======== DATA PROVIDED ========

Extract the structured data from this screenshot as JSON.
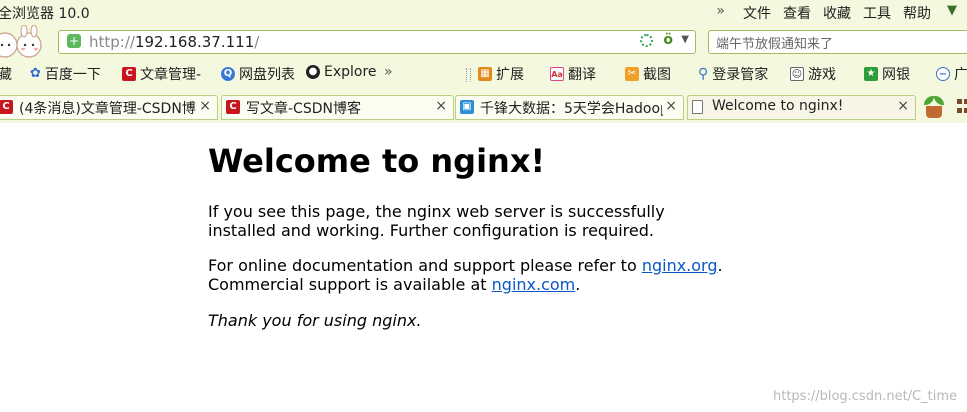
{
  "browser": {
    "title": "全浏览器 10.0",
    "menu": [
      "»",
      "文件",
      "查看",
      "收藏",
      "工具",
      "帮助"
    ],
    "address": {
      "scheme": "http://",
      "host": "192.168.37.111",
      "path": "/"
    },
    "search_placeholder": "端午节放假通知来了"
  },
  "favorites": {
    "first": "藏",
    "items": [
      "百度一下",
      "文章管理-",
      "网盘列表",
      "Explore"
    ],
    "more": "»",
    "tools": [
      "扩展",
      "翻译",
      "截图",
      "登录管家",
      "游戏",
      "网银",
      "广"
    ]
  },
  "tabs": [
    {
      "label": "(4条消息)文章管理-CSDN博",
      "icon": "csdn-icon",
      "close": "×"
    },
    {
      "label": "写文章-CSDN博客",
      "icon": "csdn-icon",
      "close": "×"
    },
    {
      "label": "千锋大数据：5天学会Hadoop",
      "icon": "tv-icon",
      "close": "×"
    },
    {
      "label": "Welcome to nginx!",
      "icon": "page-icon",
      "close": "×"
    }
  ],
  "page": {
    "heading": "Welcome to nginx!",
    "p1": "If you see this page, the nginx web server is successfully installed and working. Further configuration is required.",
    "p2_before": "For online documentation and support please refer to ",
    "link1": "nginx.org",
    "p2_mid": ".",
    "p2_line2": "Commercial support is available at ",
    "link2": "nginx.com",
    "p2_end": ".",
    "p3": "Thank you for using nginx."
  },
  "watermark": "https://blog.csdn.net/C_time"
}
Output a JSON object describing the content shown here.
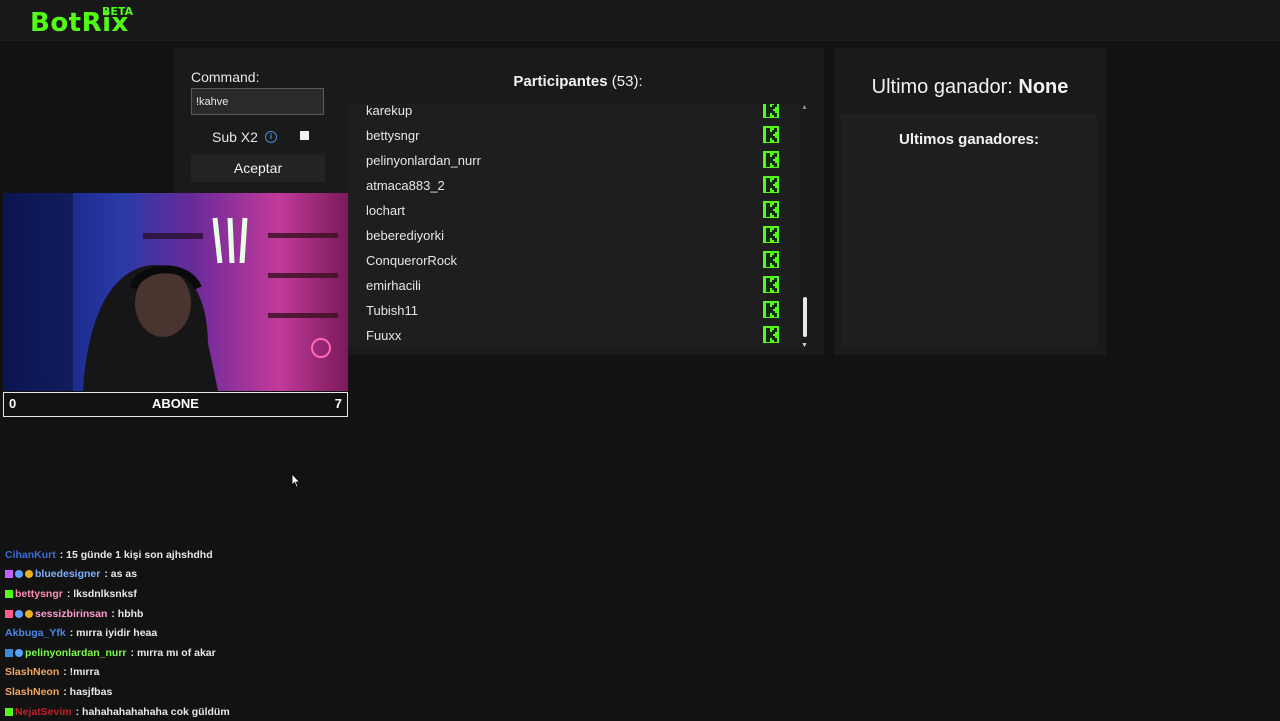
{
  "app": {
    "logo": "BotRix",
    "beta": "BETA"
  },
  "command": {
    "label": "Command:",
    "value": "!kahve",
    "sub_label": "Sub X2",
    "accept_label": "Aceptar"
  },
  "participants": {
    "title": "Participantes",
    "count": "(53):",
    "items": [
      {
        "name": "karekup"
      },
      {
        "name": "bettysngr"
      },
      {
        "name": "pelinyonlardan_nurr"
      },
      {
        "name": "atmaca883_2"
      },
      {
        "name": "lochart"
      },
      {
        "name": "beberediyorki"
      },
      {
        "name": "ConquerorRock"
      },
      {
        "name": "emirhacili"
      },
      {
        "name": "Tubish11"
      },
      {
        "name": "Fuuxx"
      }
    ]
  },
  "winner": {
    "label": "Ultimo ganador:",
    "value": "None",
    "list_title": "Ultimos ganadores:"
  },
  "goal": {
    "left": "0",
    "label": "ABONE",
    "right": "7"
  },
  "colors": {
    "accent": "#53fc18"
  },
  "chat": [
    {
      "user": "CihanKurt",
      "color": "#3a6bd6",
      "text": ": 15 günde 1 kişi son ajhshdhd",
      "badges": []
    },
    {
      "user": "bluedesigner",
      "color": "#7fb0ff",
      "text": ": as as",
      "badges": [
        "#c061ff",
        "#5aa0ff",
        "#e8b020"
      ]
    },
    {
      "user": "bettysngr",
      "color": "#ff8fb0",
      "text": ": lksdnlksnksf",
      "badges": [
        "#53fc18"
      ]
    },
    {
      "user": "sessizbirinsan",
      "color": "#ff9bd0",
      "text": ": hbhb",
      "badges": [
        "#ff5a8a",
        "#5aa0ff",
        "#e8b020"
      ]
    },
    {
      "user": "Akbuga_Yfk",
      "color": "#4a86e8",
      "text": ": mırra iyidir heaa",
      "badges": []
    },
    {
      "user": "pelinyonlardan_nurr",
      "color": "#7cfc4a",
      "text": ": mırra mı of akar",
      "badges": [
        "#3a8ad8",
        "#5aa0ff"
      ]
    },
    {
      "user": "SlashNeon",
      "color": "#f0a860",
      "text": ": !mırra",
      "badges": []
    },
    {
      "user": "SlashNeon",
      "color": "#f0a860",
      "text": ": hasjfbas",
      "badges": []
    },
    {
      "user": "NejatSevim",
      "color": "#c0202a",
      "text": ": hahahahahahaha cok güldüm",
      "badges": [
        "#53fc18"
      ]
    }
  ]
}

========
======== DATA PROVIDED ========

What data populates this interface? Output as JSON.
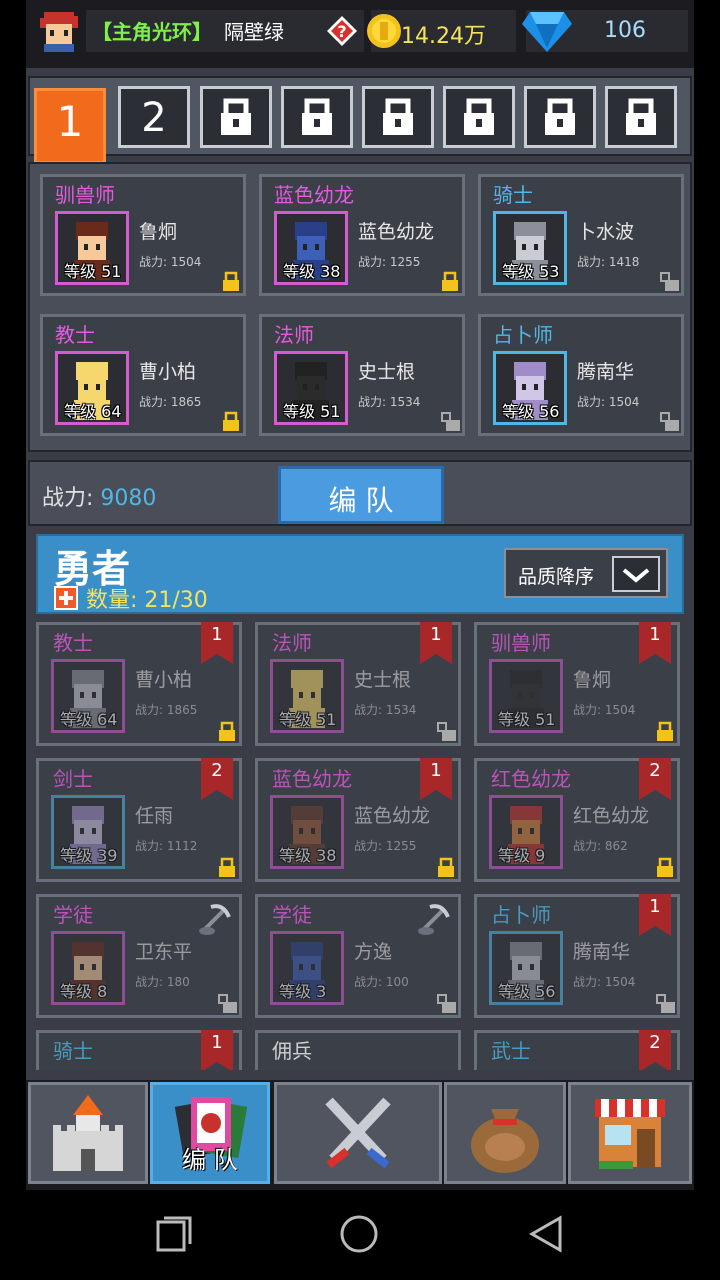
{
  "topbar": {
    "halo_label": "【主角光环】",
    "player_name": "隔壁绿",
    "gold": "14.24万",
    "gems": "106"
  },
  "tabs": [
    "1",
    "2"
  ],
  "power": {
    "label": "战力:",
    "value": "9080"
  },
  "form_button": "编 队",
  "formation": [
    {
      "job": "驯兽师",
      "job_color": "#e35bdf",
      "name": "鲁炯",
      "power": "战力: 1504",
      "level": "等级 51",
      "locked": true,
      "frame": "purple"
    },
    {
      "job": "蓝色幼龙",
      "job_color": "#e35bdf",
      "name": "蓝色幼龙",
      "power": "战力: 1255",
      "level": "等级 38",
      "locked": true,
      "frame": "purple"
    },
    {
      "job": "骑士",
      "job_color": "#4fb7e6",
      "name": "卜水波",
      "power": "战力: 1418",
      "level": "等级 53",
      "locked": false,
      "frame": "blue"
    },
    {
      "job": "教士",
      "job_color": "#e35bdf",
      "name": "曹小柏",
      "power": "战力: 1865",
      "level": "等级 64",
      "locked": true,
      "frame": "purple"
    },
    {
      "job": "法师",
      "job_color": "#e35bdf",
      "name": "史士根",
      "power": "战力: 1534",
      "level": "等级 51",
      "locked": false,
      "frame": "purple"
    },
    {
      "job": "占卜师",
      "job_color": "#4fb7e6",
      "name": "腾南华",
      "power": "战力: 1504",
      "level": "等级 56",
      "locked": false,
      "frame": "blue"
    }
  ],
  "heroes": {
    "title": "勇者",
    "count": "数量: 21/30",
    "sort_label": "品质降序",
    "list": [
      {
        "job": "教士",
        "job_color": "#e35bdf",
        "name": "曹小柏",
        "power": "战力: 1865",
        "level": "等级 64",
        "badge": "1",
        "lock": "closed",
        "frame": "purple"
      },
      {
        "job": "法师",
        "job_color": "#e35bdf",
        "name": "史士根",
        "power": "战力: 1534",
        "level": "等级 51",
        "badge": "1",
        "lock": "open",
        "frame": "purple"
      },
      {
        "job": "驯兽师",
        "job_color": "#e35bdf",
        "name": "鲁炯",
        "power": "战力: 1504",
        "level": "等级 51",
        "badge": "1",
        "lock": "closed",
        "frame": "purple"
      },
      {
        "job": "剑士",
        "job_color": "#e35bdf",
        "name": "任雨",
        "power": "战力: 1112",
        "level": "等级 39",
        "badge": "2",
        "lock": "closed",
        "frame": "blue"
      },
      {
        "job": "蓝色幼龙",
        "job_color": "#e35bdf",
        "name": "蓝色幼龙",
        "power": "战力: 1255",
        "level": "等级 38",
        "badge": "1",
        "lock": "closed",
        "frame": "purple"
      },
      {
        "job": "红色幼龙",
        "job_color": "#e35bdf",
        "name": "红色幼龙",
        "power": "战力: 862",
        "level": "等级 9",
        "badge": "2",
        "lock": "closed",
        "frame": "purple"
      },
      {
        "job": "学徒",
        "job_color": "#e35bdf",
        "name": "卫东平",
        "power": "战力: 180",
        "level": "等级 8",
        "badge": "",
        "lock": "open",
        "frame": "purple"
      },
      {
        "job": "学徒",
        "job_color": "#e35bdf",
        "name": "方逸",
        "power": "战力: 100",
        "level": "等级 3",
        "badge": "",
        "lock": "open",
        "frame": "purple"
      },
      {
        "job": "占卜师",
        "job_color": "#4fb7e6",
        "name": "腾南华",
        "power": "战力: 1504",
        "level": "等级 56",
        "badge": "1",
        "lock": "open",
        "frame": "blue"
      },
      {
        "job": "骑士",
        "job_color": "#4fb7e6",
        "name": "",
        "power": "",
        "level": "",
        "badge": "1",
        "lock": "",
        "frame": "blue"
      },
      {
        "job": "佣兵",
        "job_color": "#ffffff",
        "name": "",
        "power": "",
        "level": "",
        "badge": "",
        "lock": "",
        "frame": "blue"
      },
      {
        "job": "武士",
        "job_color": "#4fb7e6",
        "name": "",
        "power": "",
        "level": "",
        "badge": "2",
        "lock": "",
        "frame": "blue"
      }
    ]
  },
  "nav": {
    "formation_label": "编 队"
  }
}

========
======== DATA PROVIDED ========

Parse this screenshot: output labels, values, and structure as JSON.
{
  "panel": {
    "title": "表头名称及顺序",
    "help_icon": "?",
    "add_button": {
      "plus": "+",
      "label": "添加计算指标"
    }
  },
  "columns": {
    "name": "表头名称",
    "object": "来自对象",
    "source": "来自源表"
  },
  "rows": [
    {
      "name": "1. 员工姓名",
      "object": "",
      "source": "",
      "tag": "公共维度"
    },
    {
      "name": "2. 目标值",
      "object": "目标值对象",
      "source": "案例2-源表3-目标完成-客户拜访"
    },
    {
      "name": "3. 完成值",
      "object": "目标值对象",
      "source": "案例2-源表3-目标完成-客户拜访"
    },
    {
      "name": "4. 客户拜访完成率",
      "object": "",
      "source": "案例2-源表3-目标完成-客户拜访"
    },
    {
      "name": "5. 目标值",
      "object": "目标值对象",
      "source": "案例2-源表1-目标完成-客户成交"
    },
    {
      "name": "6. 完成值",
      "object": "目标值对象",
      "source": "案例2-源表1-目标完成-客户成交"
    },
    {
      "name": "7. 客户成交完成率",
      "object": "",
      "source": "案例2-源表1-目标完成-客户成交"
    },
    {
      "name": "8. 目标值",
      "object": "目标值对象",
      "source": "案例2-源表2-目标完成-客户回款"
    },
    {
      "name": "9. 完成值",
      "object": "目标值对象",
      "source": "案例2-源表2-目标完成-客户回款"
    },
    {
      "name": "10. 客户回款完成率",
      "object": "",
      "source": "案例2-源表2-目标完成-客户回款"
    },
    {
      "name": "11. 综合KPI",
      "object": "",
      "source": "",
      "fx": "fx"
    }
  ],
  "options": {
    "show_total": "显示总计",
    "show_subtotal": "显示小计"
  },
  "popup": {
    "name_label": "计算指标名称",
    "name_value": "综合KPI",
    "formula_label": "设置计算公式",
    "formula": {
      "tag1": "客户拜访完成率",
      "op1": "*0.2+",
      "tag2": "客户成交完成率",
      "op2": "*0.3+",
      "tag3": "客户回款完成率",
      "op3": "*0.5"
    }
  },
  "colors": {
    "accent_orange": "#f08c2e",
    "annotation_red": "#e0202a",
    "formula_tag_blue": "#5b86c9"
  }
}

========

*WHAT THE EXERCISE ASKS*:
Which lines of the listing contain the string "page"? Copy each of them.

*EXERCISE ANSWER*:
      "icon": "page-icon",
  "page": {
    "p1": "If you see this page, the nginx web server is successfully installed and working. Further configuration is required.",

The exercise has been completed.